Mentoring, Up Close and Personal

By Malena Mendez, President and CEO, Big Brothers Big Sisters of Broward County

    As a brand-new mentor in the Big Brothers Big Sisters of Broward County program, the impact of mentoring has become more real and infinitely more significant. This new experience has opened my eyes to the lifechanging path of the mentoring relationship.

Although being a Big Sister is new to me, I’m no stranger to the good work of this nonprofit organization, now celebrating 50 years in our community.  I’ve been a supporter of Big Brothers Big Sisters for years and took the helm of the Broward agency two years ago as President and CEO.

That said, now that I’m immersed in a Big/Little relationship, it all feels brand new with surprises and joys as well as bumps and challenges.  Now I have a personal understanding of what it means to be a mentor.  And I love mentoring my Little Sister, adorable six-year-old Malaysia, who is a sassy delight.

It started like all of our matches do. I filled out a detailed questionnaire and had a long discussion with a match support specialist about my family background and my likes and dislikes.

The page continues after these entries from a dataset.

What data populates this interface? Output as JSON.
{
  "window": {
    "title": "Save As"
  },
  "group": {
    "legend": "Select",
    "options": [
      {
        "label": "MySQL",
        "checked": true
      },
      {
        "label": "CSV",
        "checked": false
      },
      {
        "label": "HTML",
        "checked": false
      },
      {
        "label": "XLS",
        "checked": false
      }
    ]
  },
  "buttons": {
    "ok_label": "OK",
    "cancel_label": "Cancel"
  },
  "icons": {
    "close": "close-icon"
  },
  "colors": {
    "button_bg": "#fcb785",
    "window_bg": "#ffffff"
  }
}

As we spoke, the match support specialist began to understand who I was. She was thinking about the girls on the waitlist who had interests similar to mine with the goal of establishing a suitable and sustainable match.

She also was considering the families of the children. It’s as important for the mentor to connect to the parent(s) or guardian as it is to connect with the child. A Big/Little relationship is not about two people, it’s about at least 3 people. The parent, typically single, or guardian partners with the adult mentor to support the child. After taking into consideration these various factors, the match specialist recommended Malaysia as my Little.

When I met Malaysia, I have to say I fell in love with her. I also met her mother, and we immediately established a positive rapport.

Malaysia lives in a bustling environment. She has eight siblings, ranging from four months to 19-years old.  To say her mom is busy is an understatement for sure. The sheer numbers create a certain joyful, boisterous homelife. In short order, I realized that what I could give Malaysia was my undivided attention in a focused, relaxed, and fun setting.

Malaysia and I now have been matched about seven months. We’ve had lots of fun and typically end each outing with our signature McDonald’s McFlurry. (Malaysia loves them.) We’ve also had some challenges, where I’ve had to set expectations to help her understand why the answer sometimes is “no.” Overall, however, we’ve had a blast.  It’s been a great learning experience for us both.

While I know it’s a treat for Malaysia every time we get together, I think it’s even more fun for me. As a mother of two grown-up boys, I get to experience life through the eyes of a child again. It’s extremely special. And even though Malaysia’s only six, I think she recognizes how meaningful our time is together. She’s very intuitive and thoughtful, always asking to bring something home to her brothers and sisters.

I’m proud to be Malayshia’s Big Sister and look forward to watching her grow up as our relationship deepens over the coming years.  This experience has fueled even more urgency to match every child on our waitlist with a mentor. And while it took two months from beginning to end to be matched with Malaysia, it takes double or triple the time for boys to be matched.  We simply have fewer men who have stepped up to be mentors.

While we would like to see all men, and women for that matter, volunteer to become Bigs, we particularly need Black men to become Bigs.  Of the 797 youth waiting to be matched, 62 percent are Black boys.  The majority of their families request that their child be matched with Black men. Truly, the need is great.

The good news is that over the last couple years, we’ve increased our capacity to serve more youth by securing more funding, expanding our footprint, adding personnel and improving our infrastructure. As a result, we’ve launched the Road to 3,000 initiative with the goal of serving 3,000 youth by 2025.  By the end of the year, our hope is to have matched 1,100 Littles.

We’re excited about serving additional youth because this program works. Seventy percent of the youth in our program receive free or reduced lunch, indicating low-income circumstances, and 23 percent have a parent who is or has been incarcerated. The odds are stacked against these young people, yet our kids defy their circumstances. Last year, 100 percent of our Littles graduated high school, 80 percent were promoted to the next grade level and 99 percent stayed out of the juvenile justice system. They also manage their emotions better, are more socially competent, and are more connected at school.

About Carma Henry 21625 Articles
Carma Lynn Henry Westside Gazette Newspaper 545 N.W. 7th Terrace, Fort Lauderdale, Florida 33311 Office: (954) 525-1489 Fax: (954) 525-1861

Be the first to comment

Leave a Reply

Your email address will not be published.